A highly illustrated and creative scientific guide to the small creatures and natural wonders we find when we take time to open our eyes to the world around us—and ode to the power of quiet observation.
An observologist is someone who makes scientific expeditions, albeit very small ones, every day. They notice interesting details in the world around them. They are expert at finding tiny creatures, plants and fungi. They know that water snails glide upside down on the undersurface of the water; not all flies have wings; earthworms have bristles; butterflies taste with their feet.
The Observologist puts over 100 small creatures and features of the natural world under the microscope, piquing our curiosity with only the most interesting facts. Subjects range from slugs, ants and seeds, fungi and flies through to bees and bird poop.
But this is no everyday catalogue of creatures. It is an antidote to boredom, an invitation out of the digital world and screentime, an encouragement to observe our environment, with care and curiosity, wherever we are.
Facts combine with comics, detailed illustrations, science and funny stories in this unique, warm and fascinating account of the small things all around us. Graphic and comic illustrations with funny talking insects make this a playful and informative book for 7- to 11-year-olds and one to be treasured in the classroom.

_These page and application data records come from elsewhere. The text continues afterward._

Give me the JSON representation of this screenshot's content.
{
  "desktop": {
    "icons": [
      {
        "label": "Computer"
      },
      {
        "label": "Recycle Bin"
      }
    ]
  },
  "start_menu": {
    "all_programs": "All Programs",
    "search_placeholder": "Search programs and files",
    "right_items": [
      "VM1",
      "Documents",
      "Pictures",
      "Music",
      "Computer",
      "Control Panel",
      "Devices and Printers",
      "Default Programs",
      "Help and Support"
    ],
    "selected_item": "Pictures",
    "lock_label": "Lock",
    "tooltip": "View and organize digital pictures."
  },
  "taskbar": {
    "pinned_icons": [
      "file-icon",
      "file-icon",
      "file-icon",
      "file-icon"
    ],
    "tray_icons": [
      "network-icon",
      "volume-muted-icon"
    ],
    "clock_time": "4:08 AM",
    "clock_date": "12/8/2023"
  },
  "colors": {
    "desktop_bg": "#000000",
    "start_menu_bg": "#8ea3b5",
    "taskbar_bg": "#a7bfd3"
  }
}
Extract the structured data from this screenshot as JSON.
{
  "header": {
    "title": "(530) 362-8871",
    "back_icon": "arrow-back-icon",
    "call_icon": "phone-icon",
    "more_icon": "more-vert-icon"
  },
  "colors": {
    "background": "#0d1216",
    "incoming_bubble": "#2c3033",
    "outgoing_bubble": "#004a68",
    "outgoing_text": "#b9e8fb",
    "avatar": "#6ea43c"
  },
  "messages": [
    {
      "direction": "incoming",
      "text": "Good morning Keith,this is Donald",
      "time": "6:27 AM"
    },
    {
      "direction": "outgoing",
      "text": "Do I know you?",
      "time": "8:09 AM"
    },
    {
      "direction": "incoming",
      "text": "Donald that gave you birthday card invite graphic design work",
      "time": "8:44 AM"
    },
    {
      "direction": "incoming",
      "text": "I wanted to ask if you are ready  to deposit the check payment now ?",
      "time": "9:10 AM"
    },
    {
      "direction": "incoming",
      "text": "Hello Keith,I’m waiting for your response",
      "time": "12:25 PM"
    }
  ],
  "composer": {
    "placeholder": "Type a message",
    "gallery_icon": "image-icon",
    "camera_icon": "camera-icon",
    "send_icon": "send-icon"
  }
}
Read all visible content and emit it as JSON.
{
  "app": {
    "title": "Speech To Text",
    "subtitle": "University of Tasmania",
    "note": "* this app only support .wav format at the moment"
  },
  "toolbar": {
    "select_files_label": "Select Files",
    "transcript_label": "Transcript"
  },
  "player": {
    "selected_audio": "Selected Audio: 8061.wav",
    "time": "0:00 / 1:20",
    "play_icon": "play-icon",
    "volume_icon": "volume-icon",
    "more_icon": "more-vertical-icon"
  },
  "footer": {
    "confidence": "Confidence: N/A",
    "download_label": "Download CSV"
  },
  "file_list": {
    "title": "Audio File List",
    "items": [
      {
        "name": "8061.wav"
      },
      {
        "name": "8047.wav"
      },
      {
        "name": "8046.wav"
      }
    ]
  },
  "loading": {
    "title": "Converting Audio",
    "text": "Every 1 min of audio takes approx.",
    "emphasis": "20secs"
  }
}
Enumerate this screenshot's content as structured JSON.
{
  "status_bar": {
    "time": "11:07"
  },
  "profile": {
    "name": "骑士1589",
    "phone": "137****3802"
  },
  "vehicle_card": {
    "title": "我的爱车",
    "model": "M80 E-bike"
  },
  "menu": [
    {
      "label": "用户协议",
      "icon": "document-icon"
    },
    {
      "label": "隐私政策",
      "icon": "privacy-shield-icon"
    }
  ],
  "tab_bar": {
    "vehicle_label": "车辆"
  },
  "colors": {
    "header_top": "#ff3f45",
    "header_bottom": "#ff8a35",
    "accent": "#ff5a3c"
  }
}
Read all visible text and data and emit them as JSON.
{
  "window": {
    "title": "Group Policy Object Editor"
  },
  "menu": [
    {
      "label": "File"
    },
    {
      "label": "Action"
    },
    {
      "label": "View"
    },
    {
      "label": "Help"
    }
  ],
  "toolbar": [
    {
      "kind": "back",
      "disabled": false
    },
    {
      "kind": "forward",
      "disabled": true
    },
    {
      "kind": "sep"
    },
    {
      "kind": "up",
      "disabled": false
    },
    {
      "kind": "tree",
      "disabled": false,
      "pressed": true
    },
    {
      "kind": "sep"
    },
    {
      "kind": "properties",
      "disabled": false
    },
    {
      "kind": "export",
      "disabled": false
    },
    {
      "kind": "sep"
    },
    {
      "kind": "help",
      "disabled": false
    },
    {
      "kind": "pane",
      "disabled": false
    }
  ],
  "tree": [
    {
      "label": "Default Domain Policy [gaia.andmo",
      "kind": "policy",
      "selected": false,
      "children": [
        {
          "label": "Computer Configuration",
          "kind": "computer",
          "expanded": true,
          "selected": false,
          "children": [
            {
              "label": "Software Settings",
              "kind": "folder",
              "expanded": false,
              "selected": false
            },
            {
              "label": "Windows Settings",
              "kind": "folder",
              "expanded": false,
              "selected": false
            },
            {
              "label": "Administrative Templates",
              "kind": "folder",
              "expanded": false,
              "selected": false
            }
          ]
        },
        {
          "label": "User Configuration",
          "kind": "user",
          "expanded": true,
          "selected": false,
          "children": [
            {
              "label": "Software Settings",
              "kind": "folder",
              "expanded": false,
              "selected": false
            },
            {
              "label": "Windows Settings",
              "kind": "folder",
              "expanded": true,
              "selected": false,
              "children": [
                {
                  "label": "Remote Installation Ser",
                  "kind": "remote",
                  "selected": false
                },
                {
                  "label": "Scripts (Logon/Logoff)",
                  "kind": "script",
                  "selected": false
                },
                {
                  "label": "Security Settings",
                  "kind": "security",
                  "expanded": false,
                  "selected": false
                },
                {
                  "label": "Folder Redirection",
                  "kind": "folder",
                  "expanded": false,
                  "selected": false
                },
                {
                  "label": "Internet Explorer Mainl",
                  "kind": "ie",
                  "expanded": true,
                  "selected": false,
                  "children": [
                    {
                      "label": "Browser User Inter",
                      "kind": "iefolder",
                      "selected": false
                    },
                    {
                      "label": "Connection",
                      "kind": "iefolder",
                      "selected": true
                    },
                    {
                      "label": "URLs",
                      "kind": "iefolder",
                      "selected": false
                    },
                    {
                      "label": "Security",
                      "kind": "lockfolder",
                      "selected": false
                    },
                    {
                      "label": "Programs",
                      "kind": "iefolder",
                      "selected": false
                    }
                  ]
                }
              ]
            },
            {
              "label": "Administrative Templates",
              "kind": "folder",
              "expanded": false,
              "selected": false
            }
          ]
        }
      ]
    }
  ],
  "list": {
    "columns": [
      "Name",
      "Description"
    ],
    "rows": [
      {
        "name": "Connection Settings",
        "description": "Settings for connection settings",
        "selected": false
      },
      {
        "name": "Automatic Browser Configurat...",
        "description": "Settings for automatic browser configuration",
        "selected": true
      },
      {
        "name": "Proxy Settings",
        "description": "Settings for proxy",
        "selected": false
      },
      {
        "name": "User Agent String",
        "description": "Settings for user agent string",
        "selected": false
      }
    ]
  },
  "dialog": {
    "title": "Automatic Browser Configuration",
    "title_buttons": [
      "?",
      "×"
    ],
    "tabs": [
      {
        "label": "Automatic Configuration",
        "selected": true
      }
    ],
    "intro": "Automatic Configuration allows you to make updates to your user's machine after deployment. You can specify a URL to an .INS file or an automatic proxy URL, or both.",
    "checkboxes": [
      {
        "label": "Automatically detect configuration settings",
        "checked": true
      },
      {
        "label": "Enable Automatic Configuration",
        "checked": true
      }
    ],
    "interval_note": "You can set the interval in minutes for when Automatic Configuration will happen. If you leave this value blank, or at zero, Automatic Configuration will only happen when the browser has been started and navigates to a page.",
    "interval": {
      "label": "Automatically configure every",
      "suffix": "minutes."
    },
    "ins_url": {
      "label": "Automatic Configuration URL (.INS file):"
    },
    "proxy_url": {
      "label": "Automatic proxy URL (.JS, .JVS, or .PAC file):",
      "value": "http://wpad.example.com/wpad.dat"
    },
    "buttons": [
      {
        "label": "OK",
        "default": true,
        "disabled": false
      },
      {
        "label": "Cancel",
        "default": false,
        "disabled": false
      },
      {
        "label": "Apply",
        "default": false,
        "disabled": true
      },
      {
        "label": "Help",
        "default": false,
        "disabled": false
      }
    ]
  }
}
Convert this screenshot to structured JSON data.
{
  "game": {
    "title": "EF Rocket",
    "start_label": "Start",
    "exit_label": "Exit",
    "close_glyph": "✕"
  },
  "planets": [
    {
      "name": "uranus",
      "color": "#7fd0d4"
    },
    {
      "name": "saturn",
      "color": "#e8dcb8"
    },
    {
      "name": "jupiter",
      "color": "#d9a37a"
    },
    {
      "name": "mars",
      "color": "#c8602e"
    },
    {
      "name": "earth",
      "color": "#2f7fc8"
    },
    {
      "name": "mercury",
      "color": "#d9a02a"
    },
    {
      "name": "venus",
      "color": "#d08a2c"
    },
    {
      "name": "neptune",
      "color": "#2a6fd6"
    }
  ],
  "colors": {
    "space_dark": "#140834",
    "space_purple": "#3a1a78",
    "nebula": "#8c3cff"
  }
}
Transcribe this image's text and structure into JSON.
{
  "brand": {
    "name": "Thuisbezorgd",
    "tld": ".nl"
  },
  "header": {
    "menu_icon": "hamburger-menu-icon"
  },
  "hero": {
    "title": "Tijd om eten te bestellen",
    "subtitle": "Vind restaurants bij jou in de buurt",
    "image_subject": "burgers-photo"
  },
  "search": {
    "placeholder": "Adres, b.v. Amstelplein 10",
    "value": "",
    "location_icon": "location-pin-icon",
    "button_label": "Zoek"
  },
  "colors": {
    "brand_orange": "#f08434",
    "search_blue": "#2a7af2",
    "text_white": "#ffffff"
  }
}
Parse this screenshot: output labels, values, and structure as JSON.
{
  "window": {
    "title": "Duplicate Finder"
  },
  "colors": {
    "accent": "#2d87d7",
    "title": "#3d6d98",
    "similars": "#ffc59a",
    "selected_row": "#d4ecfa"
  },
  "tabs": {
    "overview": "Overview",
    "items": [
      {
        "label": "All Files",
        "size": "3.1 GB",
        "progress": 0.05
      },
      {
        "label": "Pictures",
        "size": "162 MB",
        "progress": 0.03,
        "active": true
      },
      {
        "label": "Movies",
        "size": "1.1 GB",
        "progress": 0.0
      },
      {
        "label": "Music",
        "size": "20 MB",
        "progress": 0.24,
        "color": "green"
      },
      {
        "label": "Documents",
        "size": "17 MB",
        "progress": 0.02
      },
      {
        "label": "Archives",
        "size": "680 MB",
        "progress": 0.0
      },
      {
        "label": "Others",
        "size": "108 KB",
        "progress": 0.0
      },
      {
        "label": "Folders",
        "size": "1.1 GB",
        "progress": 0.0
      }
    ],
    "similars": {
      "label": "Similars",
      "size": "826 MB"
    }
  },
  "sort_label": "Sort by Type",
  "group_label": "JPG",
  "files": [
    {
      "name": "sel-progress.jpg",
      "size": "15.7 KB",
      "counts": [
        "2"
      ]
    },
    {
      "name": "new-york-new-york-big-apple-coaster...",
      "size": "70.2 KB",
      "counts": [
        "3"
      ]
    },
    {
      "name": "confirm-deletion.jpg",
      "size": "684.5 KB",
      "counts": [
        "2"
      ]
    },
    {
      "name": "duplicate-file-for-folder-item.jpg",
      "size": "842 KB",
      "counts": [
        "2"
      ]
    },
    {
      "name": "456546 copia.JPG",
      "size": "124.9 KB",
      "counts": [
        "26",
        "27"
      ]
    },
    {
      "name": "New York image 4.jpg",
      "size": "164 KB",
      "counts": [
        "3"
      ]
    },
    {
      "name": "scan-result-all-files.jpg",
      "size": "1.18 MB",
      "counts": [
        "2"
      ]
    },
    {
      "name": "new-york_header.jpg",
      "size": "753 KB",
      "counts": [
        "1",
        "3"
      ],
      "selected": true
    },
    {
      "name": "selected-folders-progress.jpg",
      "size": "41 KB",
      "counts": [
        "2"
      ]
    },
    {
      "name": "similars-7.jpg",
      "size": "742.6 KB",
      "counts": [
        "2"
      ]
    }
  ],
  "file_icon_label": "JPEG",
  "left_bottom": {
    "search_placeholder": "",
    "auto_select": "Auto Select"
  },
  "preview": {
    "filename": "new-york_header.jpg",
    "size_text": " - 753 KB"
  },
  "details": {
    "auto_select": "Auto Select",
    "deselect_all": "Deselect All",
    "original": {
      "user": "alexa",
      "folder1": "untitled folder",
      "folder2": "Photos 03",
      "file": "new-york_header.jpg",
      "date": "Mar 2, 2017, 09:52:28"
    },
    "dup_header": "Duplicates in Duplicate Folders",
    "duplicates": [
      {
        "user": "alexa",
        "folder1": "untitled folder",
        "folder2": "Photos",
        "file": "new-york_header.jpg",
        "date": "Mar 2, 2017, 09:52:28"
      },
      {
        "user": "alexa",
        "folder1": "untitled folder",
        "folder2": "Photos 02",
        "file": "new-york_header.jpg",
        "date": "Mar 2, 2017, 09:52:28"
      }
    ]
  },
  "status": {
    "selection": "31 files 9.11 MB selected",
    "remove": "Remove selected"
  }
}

Giselle Clarkson has a comics and conservation background. Through her unique sensibility you’ll find that once you start thinking small, there’s no limit to what you can notice—right under your nose.